What do the wide walls look like in your practice? What are some of the design choices or facilitation strategies that you already use, or you plan to use to widen the walls?

In my work as a game developer, wide walls come in to play for both (1) gameplay styles and (2) tools for creation–both our own, and those we provide to players. The level editor we provide our players is where it feels like applying the lens of wide walls will be immediately powerful.

Some of our players enjoy creating combat-heavy levels–trying to make it as difficult as possible. Others enjoy creating levels with a storyline. Others, still, use our concepts of “trigger zones” and “activations” to create things that have interesting behaviors–calculators, automatic enemy spawners, contraptions that shoot you around from place to place. Others create puzzles, where stepping on a certain stone will drop you in to lava, but if you look carefully, there is a map of safe zones embedded in the ceiling.

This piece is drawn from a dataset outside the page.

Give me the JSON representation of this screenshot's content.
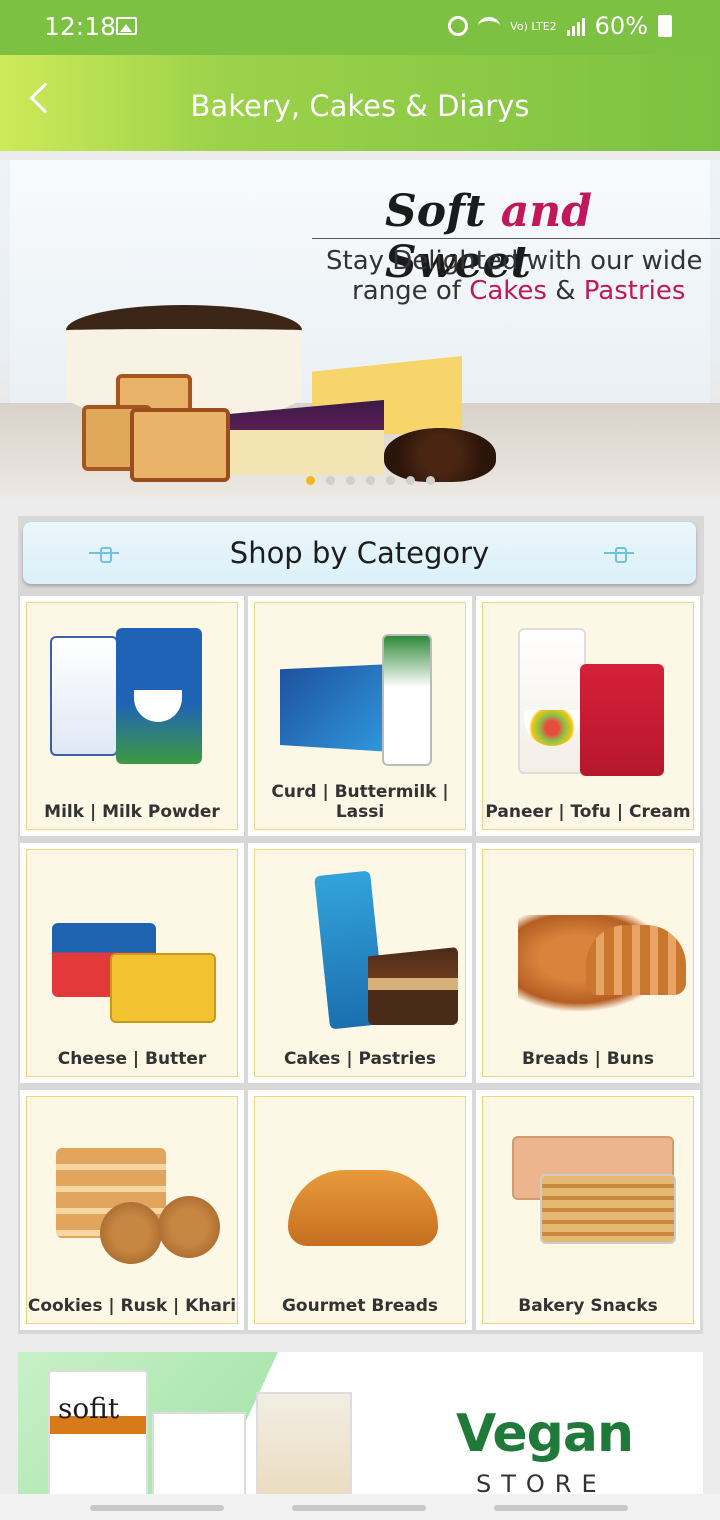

Some players even went as far as creating a system for showing cutaway dialogue scenes in their levels. We don’t even support text, yet! So they drew individual characters using colorful cubes, used a virtual camera and display surface to show a face, and made it so they could create levels with a storyline in them.

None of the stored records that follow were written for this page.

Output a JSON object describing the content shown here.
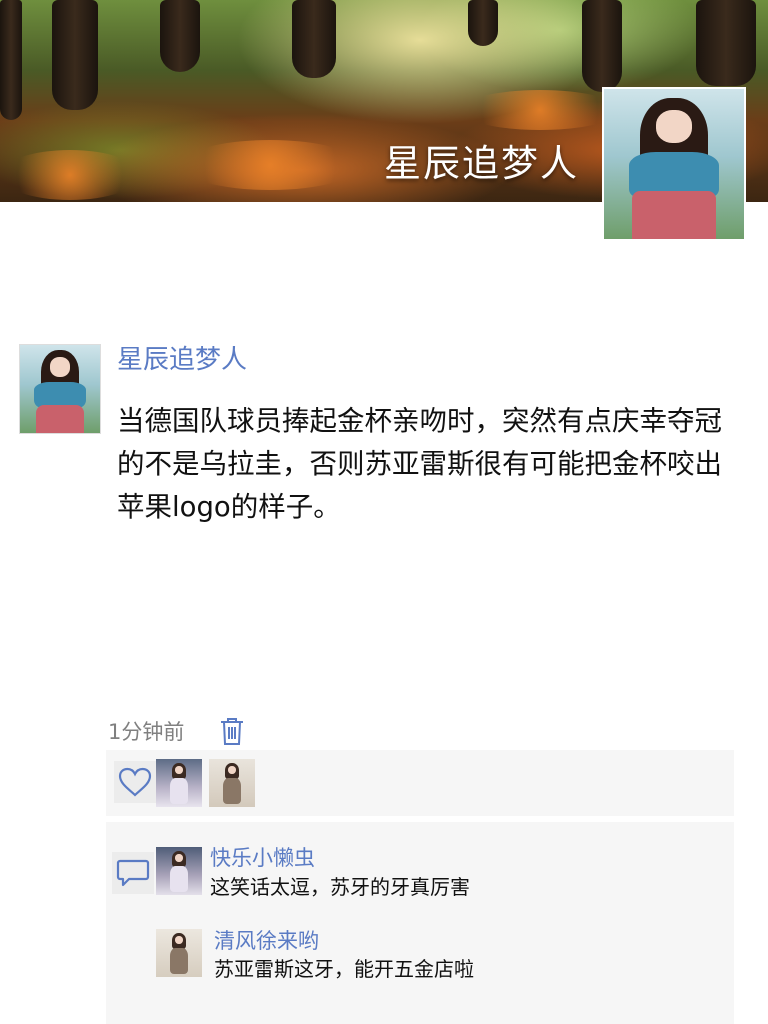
{
  "profile": {
    "cover_name": "星辰追梦人"
  },
  "post": {
    "author": "星辰追梦人",
    "text": "当德国队球员捧起金杯亲吻时，突然有点庆幸夺冠的不是乌拉圭，否则苏亚雷斯很有可能把金杯咬出苹果logo的样子。",
    "time": "1分钟前"
  },
  "likes": {
    "icon": "heart-outline-icon",
    "avatars": [
      "liker-avatar-1",
      "liker-avatar-2"
    ]
  },
  "comments": {
    "icon": "comment-bubble-icon",
    "items": [
      {
        "name": "快乐小懒虫",
        "text": "这笑话太逗，苏牙的牙真厉害"
      },
      {
        "name": "清风徐来哟",
        "text": "苏亚雷斯这牙，能开五金店啦"
      }
    ]
  },
  "colors": {
    "link_blue": "#5a7bc4",
    "panel_bg": "#f6f6f6",
    "meta_gray": "#808080"
  }
}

That’s somewhere I see the concept of wide walls in action–and we even have examples of different play (and level-creation) styles that we could support or expand support for.

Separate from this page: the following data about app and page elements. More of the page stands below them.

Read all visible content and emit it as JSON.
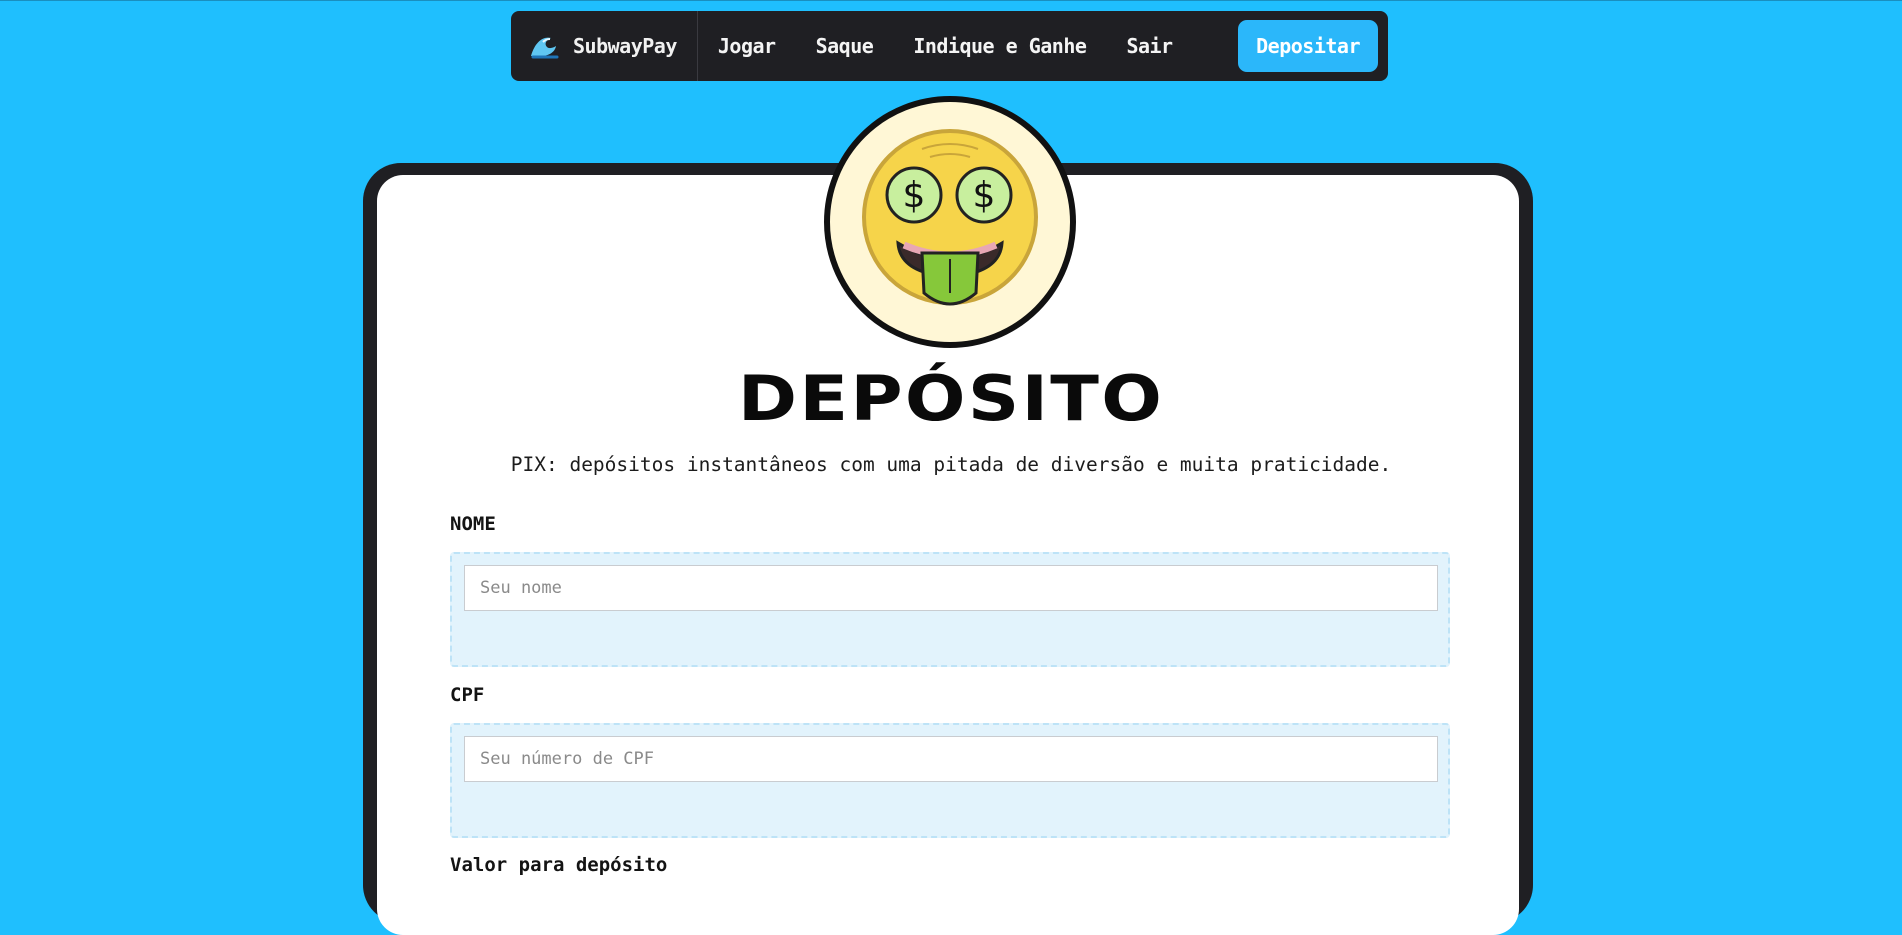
{
  "nav": {
    "brand_label": "SubwayPay",
    "brand_icon": "wave-icon",
    "links": [
      "Jogar",
      "Saque",
      "Indique e Ganhe",
      "Sair"
    ],
    "cta_label": "Depositar"
  },
  "avatar_icon": "money-eyes-tongue-emoji-icon",
  "page": {
    "title": "DEPÓSITO",
    "subtitle": "PIX: depósitos instantâneos com uma pitada de diversão e muita praticidade."
  },
  "form": {
    "name_label": "NOME",
    "name_placeholder": "Seu nome",
    "cpf_label": "CPF",
    "cpf_placeholder": "Seu número de CPF",
    "amount_label": "Valor para depósito"
  },
  "colors": {
    "background": "#1fbffe",
    "nav_bg": "#1f1f23",
    "cta_bg": "#2bb7fa",
    "field_bg": "#e2f3fc"
  }
}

#46

In my robotics electives or after-school program, I always make an effort to understand students’ prior experience with Lego and programing and robotics. Then I generally offer them a choice of building their own robot or following a set of instructions for a basic functional build. Then students work on open-ended projects or challenges. I might ask them to make something useful. Or to automate something. Or to make the robot draw something. Or to make the robot perform some demonstration of a concept they are learning in another class. For students who are quite advanced, I provide them with more specific programming constraints. Students often challenge themselves to incorporate sensors, gears, or other more complex features in their robots. I also coach FLL which provides fantastic, limitless challenges for students.


#47

I like the term unlearning.
I remember first time I came to graduate school myself - being adult and going through traditional education system during my undergraduate studies I had a bunch of learning restrictions under my belt - so when I met my graduate studies advisor for the first time and asked her what was I supposed to do and she replied: “Do whatever you want” my initial reaction was “What do you mean whatever I want, I thought you’re going to tell me what to do”. She replied again that it’s up to me to work on things I’m passionate about and build my own degree - that’s when my unlearning process started :slight_smile: Getting rid of old practices and habits and learning like a child. I think I will always remember that conversation because it gets me thinking every time. I first thought that walls for me were too wide and I might get lost but it actually got me on track on what I was passionate truly about (of course with getting lost again and again but I think getting lost is really necessary).